How can we best prepare our students for their future in an increasingly diverse and globalizing world? Internationalization of the curriculum is one of the pedagogical techniques that has been widely discussed and implemented in many countries. In the following section, we are going to talk about what is curriculum internationalization, why it is important, and some tools and strategies that you can use to internationalize academic programs and courses.
Knight (1994) has defined internationalization as “the process of integrating an international or intercultural dimension into the teaching, research, and service functions of the institution” (p.7). According to Leask, “Internationalization of the curriculum is the incorporation of international, intercultural, and/or global dimensions into the content of the curriculum as well as the learning outcomes, assessment tasks, teaching methods, and support services of a program of study” (2009, p. 209).
After conducting research and working with colleagues on this topic for several years, the following are the rationales for internationalizing the curriculum that Leask highlighted in her book, entitled “Internationalizing the curriculum”:

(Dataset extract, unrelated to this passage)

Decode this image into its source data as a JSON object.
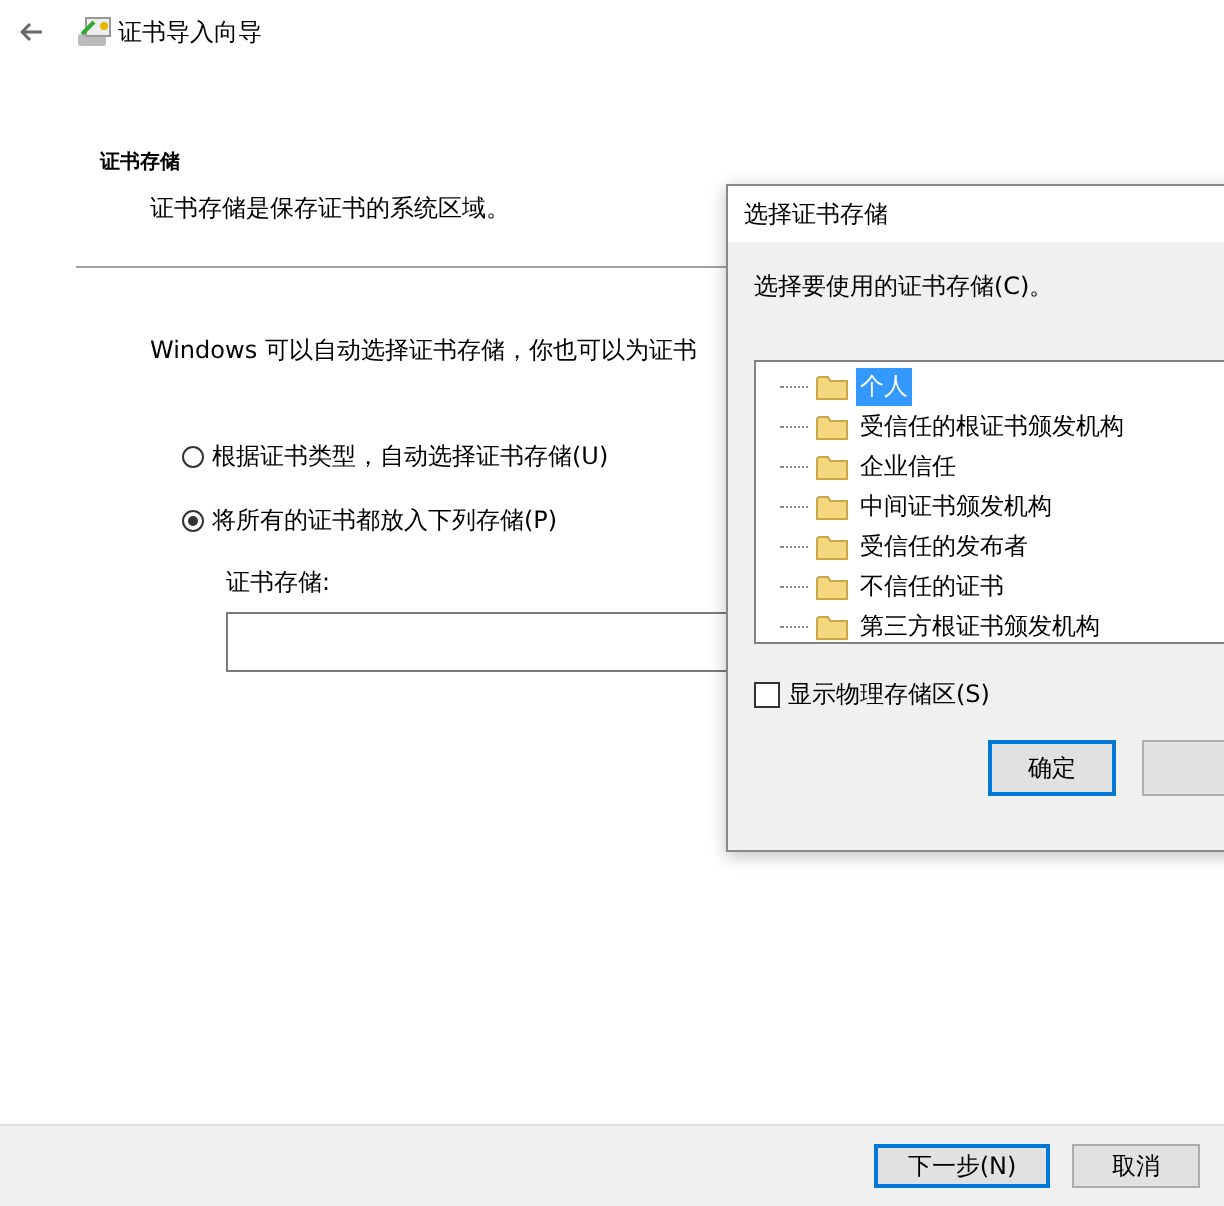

The curriculum is linked to broader issues of social power nationally, internationally, and globally (Bernstein 1971). The big problems of the world, such as poverty, the spread of infectious diseases, the capacity to feed a growing world population in the future, and issues of environmental sustainability, require that the graduates of tomorrow are not restricted or parochial of mind. Therefore we need to ensure that the students of today have access to knowledge and wisdom from all parts of the world, are open to new ideas regardless of the origin of those ideas, develop the capacity to solve tricky problems and find innovative solutions, and are committed to actions that benefit others as well as themselves. —Leask, 2015, p. 23
Further, she articulated the rationales from different disciplines:
As members of a caring professional nurses have an ethical responsibility toward all members of the global community
(Bachelor of Nursing).
We have a responsibility to empower staff, students, and industry to be global citizens and practitioners. This means they must be:
(Bachelor of Media and Communication).
The big problems in biology are international problems that require international solutions. There are many important problems to be solved in the developing world
(Bachelor of Biological Sciences).
Internationalization of the curriculum can be targeted at both the program and course level. The Questionnaire on Internationalization of the Curriculum (QIC) has been widely used to stimulate reflection and discussion among groups of faculty members about the internationalization of the curriculum in their program (Leask, 2015). Different versions of the QICs have been developed, which can be accessed through this website: http://ioc.global/questionnaire-for-internationalisation-of-the-curriculum-qic/.
Course content and design
Ideally, course content should include diverse perspectives on social, economic, political and/or environmental issues and differences in professional practices across cultures. Some tips for broadening topic areas through intercultural approaches include:
Learning and teaching activities
A wide range of teaching and learning strategies can be specifically designed to develop graduates who demonstrate international perspectives as professionals and as citizens. Tips for internationalizing learning and teaching activities include:
Materials, tools, and resources
A wide range of teaching tools, resources and support materials can assist students with acquiring the knowledge, skills and attitudes of a global citizen. Tips for internationalizing your learning materials, tools and resources include:
Ideally, assessment tasks should measure the specific knowledge, skills, and attitudes of students that are related to global citizenship. Tips for internationalizing assessment include:
Barker, M., Frederiks, E., Farrelly, B., & Shallcross, L. (2011). The GIHE good practice guide to internationalising the curriculum. Griffith University.
Knight, J. (1994). Internationalisation: Elements and checkpoints. Ottawa: Canadian Bureau for International Education.
Leask, B. (2009). Using formal and informal curricula to improve interactions between home and international students. Journal of Studies in International Education, 13(2), 205–221.
Leask, B. (2015). Internationalizing the curriculum. Routledge.